• Instructions for the task
For every line of the records below that holds "Fetch", add one. Give only the final total.

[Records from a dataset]
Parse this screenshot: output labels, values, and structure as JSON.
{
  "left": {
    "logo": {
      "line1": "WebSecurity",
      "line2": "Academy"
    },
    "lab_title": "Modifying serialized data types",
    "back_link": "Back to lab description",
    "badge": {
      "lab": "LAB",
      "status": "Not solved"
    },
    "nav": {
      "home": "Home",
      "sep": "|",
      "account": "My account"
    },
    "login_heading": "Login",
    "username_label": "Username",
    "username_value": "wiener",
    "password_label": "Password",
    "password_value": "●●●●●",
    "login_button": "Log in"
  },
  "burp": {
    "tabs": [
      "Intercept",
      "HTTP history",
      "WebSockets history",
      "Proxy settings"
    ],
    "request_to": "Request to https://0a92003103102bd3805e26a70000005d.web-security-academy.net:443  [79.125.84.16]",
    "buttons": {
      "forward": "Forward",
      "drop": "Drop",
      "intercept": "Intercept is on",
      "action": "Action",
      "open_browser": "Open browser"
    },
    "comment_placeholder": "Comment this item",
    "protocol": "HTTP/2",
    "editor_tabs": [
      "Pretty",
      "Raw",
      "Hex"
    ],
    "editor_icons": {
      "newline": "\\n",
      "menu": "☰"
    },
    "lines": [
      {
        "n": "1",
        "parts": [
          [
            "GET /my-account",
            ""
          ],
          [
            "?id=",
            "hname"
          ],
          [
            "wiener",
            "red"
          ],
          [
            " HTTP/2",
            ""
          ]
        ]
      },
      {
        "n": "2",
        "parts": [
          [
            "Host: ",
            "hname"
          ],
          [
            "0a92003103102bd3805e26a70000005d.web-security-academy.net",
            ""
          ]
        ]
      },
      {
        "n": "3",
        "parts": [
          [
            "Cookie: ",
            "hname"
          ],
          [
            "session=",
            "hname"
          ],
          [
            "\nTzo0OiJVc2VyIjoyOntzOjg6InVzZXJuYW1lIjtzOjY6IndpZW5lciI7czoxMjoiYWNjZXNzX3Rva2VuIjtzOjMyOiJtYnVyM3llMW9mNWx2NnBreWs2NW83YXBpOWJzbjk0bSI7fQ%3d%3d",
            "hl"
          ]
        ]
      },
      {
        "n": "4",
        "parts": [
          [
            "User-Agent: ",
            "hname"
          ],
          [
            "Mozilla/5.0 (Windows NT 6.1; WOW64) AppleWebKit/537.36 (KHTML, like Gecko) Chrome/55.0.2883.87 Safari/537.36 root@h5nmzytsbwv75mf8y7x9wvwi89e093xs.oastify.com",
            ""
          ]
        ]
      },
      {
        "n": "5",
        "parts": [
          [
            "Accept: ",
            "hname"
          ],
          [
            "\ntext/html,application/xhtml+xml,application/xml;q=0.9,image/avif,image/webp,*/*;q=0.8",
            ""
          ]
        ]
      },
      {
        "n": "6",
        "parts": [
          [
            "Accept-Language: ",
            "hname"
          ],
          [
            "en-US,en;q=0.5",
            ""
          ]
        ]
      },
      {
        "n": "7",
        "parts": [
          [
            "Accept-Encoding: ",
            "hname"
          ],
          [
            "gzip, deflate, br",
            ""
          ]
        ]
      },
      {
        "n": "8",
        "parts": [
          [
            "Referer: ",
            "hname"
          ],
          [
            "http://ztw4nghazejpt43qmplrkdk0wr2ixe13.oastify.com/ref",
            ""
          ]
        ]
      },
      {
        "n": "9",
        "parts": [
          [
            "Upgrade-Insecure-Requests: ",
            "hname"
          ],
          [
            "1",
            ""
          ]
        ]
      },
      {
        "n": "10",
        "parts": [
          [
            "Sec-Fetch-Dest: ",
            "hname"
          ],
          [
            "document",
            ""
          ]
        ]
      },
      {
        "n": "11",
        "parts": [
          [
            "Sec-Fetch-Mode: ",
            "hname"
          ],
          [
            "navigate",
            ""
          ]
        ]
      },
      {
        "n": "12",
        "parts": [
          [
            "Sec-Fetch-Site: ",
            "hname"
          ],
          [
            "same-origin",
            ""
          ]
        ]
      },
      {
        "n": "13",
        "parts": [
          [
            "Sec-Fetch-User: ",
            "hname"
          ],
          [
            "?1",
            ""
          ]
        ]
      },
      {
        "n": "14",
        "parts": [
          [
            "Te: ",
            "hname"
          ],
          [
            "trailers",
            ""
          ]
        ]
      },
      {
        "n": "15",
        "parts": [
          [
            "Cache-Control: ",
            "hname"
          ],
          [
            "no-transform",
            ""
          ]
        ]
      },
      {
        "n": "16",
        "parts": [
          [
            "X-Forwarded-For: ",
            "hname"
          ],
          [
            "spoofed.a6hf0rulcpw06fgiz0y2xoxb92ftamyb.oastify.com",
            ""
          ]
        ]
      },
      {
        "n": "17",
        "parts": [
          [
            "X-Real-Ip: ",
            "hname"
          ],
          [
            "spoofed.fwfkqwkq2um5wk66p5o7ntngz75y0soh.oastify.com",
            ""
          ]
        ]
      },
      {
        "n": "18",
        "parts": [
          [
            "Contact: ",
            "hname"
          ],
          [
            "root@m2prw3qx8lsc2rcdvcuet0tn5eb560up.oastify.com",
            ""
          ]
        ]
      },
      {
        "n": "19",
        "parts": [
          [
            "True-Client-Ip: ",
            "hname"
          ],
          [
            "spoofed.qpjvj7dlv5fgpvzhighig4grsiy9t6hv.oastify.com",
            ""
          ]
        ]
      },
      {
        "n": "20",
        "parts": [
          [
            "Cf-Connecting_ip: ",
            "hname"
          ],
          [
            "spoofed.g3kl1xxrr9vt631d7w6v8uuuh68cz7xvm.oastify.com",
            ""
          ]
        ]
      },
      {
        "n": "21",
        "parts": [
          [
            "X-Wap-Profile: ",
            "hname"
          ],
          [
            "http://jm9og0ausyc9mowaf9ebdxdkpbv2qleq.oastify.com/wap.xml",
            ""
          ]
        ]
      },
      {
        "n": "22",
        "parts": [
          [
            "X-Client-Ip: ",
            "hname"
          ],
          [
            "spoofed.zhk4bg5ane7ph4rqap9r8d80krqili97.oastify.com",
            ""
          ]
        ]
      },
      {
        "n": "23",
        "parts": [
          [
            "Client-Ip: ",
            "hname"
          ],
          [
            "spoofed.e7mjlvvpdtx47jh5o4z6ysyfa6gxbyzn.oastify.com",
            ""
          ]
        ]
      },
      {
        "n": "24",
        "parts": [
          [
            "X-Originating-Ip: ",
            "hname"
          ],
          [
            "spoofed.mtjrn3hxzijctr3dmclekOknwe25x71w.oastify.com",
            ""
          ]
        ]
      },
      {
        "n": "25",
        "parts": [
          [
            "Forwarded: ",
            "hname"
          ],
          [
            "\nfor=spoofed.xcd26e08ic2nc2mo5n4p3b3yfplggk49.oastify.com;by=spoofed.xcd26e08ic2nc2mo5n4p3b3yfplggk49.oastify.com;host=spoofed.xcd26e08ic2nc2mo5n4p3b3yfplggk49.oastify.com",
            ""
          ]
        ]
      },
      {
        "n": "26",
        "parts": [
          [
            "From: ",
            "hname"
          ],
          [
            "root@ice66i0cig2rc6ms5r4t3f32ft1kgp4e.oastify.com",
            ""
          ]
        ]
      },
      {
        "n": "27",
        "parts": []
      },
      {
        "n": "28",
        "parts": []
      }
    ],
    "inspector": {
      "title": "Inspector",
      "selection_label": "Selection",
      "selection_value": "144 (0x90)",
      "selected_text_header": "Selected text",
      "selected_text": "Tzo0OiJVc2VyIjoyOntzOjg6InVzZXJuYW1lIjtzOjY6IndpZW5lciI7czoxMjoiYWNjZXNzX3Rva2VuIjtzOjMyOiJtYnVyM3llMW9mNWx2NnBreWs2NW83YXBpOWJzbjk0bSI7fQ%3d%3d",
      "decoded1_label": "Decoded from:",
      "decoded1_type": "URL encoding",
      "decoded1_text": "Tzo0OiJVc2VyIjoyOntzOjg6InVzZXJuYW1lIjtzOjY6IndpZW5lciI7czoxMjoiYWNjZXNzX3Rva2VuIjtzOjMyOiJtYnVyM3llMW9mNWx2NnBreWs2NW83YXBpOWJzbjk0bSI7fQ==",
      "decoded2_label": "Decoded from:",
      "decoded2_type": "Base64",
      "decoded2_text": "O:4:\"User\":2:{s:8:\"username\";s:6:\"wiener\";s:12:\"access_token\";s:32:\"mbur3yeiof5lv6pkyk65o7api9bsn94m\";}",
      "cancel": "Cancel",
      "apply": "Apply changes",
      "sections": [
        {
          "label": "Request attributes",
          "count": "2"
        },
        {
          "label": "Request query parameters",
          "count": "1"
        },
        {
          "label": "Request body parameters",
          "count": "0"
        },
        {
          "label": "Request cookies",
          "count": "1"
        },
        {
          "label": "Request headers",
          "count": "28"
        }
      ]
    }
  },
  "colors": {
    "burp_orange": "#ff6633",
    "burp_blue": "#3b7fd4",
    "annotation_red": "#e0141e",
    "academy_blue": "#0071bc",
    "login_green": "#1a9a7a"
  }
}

• Finished exercise
4